The content and delivery of content in this course are protected by copyright. Material belonging to others may have been used in this course and copied by and solely for the educational purposes of the University under license.
You may copy the course content for the purposes of private study or research, but you may not upload onto any third party site, make a further copy or sell, alter or further reproduce or distribute any part of the course content to another person.

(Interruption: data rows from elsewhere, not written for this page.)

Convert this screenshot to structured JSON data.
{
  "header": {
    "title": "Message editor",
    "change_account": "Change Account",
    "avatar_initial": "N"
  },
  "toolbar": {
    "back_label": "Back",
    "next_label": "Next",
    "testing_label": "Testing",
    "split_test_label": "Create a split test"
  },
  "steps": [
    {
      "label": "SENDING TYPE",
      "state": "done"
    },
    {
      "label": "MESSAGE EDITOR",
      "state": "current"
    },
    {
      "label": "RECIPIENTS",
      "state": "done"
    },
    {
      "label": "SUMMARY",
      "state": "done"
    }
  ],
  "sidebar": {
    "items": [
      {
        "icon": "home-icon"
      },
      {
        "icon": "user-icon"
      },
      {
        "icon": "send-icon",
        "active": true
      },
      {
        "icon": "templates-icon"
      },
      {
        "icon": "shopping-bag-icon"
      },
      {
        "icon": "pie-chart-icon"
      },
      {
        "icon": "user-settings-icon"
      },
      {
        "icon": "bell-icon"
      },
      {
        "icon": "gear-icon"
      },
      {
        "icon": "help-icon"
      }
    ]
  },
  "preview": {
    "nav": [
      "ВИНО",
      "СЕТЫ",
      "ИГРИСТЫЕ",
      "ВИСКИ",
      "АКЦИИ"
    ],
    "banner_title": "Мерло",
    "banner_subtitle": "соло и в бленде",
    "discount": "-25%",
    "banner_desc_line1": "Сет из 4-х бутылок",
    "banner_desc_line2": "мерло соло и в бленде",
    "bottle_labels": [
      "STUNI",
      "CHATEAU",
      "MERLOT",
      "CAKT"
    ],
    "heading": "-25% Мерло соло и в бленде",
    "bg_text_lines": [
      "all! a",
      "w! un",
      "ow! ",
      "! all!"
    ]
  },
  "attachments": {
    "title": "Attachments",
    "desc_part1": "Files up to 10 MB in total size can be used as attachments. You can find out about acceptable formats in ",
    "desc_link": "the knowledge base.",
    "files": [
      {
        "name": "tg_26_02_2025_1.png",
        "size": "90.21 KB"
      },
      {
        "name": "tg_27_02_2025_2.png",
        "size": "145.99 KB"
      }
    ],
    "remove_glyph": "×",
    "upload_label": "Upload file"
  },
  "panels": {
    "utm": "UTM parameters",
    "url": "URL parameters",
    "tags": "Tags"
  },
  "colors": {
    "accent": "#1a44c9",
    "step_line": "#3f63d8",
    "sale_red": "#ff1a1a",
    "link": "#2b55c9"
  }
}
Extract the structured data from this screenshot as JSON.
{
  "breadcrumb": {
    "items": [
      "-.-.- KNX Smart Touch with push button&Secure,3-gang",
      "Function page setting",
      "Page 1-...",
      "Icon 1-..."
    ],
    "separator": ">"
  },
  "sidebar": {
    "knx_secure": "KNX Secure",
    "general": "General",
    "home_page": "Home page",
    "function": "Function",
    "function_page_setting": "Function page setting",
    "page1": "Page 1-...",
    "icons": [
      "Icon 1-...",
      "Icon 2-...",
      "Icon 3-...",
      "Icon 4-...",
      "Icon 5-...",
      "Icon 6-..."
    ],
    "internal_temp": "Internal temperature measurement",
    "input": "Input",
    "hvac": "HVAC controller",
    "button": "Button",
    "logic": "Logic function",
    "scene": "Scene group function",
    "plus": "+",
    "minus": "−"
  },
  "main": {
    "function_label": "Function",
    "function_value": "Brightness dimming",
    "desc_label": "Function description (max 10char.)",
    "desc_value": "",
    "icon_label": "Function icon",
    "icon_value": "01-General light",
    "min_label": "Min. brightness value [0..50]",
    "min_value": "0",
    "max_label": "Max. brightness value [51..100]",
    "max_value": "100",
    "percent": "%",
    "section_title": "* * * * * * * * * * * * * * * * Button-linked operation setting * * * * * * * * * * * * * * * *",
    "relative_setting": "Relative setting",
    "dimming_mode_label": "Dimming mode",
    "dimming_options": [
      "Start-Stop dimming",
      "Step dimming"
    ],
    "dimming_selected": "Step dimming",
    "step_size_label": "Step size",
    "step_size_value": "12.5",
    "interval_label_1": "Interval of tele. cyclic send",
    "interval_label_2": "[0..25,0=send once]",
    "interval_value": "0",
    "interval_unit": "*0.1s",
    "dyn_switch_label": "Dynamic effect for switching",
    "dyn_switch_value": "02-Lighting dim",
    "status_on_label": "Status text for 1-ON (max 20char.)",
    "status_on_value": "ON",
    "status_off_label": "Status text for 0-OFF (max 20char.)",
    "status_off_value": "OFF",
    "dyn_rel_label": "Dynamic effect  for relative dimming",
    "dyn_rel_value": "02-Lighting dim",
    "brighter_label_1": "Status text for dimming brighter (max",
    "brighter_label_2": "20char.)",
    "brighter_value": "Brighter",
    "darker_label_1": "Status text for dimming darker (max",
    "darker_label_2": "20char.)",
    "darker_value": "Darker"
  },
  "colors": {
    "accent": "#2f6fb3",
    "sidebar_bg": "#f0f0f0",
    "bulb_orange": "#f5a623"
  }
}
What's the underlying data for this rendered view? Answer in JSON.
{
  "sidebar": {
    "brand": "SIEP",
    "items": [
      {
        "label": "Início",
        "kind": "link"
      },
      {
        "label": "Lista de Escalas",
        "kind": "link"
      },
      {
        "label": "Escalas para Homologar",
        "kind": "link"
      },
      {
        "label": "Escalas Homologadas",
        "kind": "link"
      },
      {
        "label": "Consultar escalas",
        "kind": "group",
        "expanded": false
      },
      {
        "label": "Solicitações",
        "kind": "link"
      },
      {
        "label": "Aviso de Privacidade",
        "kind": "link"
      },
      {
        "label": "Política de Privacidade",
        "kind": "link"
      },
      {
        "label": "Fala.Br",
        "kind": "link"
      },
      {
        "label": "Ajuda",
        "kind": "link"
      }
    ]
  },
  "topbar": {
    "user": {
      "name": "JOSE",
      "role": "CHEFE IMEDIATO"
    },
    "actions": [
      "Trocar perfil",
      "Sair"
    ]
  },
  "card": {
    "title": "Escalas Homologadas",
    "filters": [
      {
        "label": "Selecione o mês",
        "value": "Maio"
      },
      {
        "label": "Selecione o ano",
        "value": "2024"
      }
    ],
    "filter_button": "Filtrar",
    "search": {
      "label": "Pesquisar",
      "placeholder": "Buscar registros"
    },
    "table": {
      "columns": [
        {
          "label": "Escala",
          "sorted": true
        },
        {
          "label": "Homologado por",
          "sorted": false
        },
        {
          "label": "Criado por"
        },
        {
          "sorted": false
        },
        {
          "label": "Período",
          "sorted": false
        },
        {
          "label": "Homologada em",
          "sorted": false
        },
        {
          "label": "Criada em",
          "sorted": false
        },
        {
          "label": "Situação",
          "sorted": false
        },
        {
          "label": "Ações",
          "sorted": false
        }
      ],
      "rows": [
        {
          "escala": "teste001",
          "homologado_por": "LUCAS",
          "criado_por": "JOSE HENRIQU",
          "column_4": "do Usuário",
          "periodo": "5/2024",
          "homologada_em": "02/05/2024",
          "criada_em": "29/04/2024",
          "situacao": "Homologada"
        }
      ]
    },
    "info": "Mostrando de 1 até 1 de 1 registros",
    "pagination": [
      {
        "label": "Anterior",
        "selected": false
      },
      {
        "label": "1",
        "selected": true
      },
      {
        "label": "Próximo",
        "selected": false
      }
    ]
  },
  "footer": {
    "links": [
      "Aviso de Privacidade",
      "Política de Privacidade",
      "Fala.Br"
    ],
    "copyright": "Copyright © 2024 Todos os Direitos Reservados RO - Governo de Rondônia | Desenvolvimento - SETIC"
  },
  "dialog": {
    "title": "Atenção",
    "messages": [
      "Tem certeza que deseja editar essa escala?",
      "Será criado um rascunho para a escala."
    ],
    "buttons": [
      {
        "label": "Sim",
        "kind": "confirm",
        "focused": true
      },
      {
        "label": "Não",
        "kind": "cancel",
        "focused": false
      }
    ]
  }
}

The University of Auckland will not tolerate cheating, or assisting others to cheat, and views cheating in coursework as a serious academic offence. The work that a student submits for grading must be the student's own work, reflecting their learning. Where work from other sources is used, it must be properly acknowledged and referenced. This requirement also applies to sources on the internet. A student's assessed work may be reviewed against online source material using computerised detection mechanisms.
All students are asked to discuss any impairment related requirements privately, face to face and/or in written form with the course coordinator, lecturer or tutor.
Student Disability Services also provides support for students with a wide range of impairments, both visible and invisible, to succeed and excel at the University. For more information and contact details, please visit the Student Disability Services’ website at http://disability.auckland.ac.nz
If your ability to complete assessed coursework is affected by illness or other personal circumstances outside of your control, contact a member of teaching staff as soon as possible before the assessment is due.
If your personal circumstances significantly affect your performance, or preparation, for an exam or eligible written test, refer to the University’s aegrotat or compassionate consideration page: https://www.auckland.ac.nz/en/students/academic-information/exams-and-final-results/during-exams/aegrotat-and-compassionate-consideration.html.
This should be done as soon as possible and no later than seven days after the affected test or exam date.
During the course Class Representatives in each class can take feedback to the staff responsible for the course and staff-student consultative committees.
At the end of the course students will be invited to give feedback on the course and teaching through a tool called SET or Qualtrics. The lecturers and course co-ordinators will consider all feedback.
Your feedback helps to improve the course and its delivery for all students.
Student Charter and Responsibilities
The Student Charter assumes and acknowledges that students are active participants in the learning process and that they have responsibilities to the institution and the international community of scholars. The University expects that students will act at all times in a way that demonstrates respect for the rights of other students and staff so that the learning environment is both safe and productive. For further information visit Student Charter (https://www.auckland.ac.nz/en/students/forms-policies-and-guidelines/student-policies-and-guidelines/student-charter.html).
Elements of this outline may be subject to change. The latest information about the course will be available for enrolled students in Canvas.
In this course you may be asked to submit your coursework assessments digitally. The University reserves the right to conduct scheduled tests and examinations for this course online or through the use of computers or other electronic devices. Where tests or examinations are conducted online remote invigilation arrangements may be used. The final decision on the completion mode for a test or examination, and remote invigilation arrangements where applicable, will be advised to students at least 10 days prior to the scheduled date of the assessment, or in the case of an examination when the examination timetable is published.